Across the records below, report how many lines include the word "title", stating the number alone.
[Start of Attachment]
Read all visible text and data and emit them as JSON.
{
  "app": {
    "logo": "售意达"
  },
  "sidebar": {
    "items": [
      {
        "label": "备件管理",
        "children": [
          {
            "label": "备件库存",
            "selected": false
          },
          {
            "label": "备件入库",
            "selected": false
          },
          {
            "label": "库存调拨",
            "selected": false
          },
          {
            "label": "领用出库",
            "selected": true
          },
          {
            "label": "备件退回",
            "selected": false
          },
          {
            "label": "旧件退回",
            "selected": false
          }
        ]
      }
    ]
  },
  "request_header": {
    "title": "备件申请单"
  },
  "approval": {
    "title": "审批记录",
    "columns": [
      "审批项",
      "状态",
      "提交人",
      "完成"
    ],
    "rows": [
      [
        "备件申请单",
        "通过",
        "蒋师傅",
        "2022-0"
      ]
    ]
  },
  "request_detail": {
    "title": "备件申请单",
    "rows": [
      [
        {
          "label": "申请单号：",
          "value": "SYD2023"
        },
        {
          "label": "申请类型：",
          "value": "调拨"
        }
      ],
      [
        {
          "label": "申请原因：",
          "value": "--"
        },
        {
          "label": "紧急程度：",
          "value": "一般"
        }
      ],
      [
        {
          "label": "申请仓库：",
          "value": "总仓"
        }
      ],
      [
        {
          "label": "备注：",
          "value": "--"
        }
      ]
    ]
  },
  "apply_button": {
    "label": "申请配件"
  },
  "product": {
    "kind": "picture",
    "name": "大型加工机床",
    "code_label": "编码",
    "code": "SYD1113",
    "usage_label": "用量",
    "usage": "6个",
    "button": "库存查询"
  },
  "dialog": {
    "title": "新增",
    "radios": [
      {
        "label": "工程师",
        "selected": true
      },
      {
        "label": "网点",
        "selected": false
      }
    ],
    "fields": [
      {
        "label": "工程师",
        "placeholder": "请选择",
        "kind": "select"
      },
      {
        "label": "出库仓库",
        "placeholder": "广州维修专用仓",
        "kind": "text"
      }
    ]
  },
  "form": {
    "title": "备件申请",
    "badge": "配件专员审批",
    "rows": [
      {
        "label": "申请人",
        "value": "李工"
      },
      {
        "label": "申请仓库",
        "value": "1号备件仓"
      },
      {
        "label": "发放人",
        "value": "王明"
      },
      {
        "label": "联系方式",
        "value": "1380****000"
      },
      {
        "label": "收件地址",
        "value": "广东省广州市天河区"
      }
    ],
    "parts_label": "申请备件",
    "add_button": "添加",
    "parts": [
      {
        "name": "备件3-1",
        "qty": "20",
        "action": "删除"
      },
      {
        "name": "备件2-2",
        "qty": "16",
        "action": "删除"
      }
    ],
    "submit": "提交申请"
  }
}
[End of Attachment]
RESULT » 5